A month after the start of the Camp Fire, a small handful of families left homeless by the massive blaze in Butte County started moving into FEMA trailers as overnight temperatures dipped into the 30s and 40s.
FEMA spokesman Brad Pierce said dozens of trailers are either in place or on their way to sites in Mendocino, the Glen County Fairground, Oroville and Corning, and that the list of sites is growing.
"It's very fluid," Pierce said. "And I expect that list to grow. Every day, there's going to be more locations that are ready to go."
FEMA has roughly identified 280 camping pads for RVs, but they are still finalizing leases. Pierce said once an order is placed, it takes 24 hours to deliver an RV and about 2 days to install.
This past Saturday, Pierce was on his way to the Rolling Hills Casino RV site in Corning, where 12 trailers were in the process of being installed.
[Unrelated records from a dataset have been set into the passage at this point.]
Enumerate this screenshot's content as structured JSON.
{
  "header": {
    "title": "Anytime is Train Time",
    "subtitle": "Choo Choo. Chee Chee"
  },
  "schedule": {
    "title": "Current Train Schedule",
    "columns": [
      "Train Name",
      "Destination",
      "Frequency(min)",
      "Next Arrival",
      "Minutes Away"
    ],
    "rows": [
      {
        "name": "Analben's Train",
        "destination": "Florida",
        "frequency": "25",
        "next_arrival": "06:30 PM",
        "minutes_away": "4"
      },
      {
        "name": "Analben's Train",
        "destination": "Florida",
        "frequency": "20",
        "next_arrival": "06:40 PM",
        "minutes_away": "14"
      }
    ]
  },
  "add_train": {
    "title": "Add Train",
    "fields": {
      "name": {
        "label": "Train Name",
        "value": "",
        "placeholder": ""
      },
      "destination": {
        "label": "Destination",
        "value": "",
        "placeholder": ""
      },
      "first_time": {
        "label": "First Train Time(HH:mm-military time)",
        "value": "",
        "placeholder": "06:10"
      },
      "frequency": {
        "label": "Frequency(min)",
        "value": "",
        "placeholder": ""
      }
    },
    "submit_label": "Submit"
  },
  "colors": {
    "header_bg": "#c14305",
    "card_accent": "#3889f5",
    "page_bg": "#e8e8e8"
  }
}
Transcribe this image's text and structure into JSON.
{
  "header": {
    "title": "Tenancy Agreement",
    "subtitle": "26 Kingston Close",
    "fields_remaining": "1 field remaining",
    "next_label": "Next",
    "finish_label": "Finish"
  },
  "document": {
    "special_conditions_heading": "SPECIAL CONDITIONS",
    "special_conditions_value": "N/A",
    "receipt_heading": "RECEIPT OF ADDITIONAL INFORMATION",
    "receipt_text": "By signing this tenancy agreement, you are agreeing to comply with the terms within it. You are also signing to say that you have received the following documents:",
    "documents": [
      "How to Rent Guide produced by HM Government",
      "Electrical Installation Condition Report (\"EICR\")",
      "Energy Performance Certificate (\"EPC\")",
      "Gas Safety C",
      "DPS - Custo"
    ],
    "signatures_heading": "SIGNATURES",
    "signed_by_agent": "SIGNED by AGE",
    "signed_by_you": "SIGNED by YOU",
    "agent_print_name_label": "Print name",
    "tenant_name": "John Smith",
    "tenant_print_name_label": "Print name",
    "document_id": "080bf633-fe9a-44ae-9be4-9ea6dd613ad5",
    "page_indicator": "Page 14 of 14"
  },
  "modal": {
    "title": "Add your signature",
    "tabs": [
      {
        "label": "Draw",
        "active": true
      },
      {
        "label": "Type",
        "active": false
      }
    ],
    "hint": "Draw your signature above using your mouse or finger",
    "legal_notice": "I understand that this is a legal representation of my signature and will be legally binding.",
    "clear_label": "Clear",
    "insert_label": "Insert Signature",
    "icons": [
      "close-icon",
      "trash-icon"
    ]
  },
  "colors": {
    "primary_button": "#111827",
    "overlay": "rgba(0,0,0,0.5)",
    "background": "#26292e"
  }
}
Pierce said the spaces are comfortable, with interior space similar to a one-or two-bedroom apartment.
"Some have bunks, and others have a full bed in one end of it, and a kitchen, bathroom and shower," he said.
Survivors began moving into the trailers on Monday and will continue to arrive throughout the week.
“For a survivor, it’s never fast enough," said David Samaniego, federal coordinating officer for FEMA assigned to the disasters in Paradise and Southern California. "I’m moving as fast as I can to house as many people as I possibly can in the shortest amount of time possible."
More than 6,000 families have received rental assistance checks from FEMA to date, but rental vacancy rates are nearly non-existent in communities near the burned towns of Paradise, Magalia and Concow.